But the Earth’s plates wouldn’t all expand and contract in step with each other all over the world. Plates at the equator would probably not heat up during ice ages, because they probably never get covered in snow. Bur plates at the poles would heat up during ice ages, and cool down during interglacials. So there’s be differential warming and cooling, expansion and contraction, all over the surface of the Earth.
And I put forward an explanation for how cyclic expansion and contraction could result in the motion of plates in one direction. And the explanation was that as one plate warmed and expanded, it pushed an adjacent cool plate away from it, and when it cooled and contracted, and the boundary between plates opened up, molten rock from below would rise to fill the gap, and then cool to form a solid plug, so that when the plate warmed up again, and started pushing, it would push both the adjacent plate and the the solid plug in between away from it. Plate movement wouldn’t be continuous. but instead cyclical.

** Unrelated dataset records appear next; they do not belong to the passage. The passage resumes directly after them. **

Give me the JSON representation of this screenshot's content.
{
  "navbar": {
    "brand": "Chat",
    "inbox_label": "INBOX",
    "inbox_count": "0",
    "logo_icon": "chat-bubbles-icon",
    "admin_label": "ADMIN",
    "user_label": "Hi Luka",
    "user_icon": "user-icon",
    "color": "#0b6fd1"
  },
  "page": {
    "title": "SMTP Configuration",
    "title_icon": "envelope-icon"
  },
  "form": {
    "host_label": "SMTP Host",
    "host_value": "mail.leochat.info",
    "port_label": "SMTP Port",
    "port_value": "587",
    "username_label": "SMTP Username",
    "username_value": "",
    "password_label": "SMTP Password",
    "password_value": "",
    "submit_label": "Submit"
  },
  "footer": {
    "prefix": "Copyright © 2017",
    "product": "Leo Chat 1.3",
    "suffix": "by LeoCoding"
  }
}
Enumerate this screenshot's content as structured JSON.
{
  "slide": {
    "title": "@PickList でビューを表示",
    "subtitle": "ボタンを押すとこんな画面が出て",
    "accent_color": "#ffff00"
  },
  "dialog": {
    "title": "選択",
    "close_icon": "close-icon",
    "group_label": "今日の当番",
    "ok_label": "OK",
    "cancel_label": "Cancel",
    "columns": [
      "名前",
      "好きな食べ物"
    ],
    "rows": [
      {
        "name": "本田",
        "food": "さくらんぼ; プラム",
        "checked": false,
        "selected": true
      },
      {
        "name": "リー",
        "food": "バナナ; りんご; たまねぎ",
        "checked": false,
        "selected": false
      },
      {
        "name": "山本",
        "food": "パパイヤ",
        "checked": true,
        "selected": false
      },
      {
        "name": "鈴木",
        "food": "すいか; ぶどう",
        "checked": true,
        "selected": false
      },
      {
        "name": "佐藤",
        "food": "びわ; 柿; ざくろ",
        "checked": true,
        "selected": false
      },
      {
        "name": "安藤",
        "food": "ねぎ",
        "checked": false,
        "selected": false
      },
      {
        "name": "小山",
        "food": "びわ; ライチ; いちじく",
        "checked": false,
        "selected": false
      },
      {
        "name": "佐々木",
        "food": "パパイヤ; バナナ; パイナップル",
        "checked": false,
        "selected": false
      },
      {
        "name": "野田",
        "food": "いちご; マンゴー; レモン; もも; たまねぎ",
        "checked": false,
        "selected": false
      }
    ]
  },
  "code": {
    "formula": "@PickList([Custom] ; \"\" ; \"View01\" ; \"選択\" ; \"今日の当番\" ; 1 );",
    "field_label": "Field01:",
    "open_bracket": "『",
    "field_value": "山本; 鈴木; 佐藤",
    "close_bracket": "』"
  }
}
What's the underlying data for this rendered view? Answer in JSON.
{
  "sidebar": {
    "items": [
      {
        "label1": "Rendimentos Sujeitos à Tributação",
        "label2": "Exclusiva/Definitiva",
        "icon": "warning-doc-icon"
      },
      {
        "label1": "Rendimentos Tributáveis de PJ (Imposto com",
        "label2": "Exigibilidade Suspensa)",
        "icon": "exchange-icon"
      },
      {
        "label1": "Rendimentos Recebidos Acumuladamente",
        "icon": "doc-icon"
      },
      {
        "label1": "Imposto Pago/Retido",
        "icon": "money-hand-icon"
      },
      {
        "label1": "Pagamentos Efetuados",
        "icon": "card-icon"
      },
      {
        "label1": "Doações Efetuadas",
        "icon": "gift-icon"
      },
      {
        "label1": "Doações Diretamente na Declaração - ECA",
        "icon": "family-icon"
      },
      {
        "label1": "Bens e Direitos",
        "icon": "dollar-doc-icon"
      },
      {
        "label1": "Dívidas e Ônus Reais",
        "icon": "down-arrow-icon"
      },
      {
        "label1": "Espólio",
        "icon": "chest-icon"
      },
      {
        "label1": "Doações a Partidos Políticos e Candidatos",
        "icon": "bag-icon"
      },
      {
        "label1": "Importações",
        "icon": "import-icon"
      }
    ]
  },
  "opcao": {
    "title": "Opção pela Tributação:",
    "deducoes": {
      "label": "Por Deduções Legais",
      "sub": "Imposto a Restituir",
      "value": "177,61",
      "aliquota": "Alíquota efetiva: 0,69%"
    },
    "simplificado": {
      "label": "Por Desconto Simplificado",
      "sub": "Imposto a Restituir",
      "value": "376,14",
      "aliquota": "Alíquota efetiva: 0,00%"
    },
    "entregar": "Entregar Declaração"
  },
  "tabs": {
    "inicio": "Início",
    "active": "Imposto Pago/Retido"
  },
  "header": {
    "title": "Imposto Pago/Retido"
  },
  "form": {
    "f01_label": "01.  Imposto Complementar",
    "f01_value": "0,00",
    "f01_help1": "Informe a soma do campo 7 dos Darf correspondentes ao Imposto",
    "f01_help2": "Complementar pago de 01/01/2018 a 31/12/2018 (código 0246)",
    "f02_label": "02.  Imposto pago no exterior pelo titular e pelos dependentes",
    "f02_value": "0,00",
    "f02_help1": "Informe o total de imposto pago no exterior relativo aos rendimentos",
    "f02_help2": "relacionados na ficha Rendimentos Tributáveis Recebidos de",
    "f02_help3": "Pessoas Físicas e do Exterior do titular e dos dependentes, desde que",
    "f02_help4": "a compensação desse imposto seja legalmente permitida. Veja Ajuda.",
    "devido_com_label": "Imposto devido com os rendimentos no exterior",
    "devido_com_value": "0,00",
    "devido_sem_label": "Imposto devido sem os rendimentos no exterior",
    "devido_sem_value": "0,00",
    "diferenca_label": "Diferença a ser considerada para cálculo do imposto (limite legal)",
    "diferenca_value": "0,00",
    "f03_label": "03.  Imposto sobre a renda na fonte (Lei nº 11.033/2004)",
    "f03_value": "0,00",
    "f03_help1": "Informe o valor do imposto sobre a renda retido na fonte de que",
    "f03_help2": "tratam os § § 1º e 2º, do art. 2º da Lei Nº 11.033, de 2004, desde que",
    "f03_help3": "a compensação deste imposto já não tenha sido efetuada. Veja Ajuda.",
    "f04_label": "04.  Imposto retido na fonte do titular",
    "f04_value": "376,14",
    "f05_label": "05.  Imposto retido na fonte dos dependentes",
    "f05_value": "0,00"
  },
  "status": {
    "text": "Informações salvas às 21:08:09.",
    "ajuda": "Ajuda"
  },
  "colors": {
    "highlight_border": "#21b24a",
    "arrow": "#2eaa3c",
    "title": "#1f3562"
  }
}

The idea seemed to work quite well where two plates abutted each other, and would result in the formation of long ridges of volcanic mountains along the plate boundary (e.g the Andes in south America).
But how could it explain single volcanic islands like Hawaii, with a string of extinct volcanic islands adjacent to it? Isn’t the idea of a mantle plume a much better explanation for why there always seems to be a volcanic island in one place?
But I think there may be a good explanation for how single volcanic islands form. They’re not found where two plates meet: they’re found where three or more plates meet. For when these plates contract, and gaps open between them, the area of the small triangular junction between the three plates expands twice as fast as the gaps between any two plates. And this means that vulcanism is much more likely to happen at the triple junction point than elsewhere. So if there was a triple plate junction at the location of Hawaii, that’s where you’d expect to see an island appearing. (The explanation from this is geometrical: When the distance between two plates expands from 1 km to 2 km, the area between them doubles. But when the side length of the triangular junction increases from 1 km to 2 km, its area quadruples.)
And, strangely enough, Hawaii actually is a (roughly) triangular island, with side lengths of about 11 km. None of the adjacent older islands in the chain are particularly triangular. But this might simply be be because the older islands have been eroded by waves from their original triangular shape.
And if Hawaii is still erupting, it’s because it’s sitting over a triple plate boundary which is still widening during our current Holocene interglacial, during which plates are cooling and contracting.
So that’s a new explanation of how single volcanic islands like Hawaii are formed. The same explanation might offered for Iceland, and for numerous islands elsewhere in the Pacific and Atlantic.
And one argument against the mantle plume hypothesis would seem to be that, if the mantle plume is continuous, shouldn’t it produce a single long island stretching away from it, rather than a series of islands?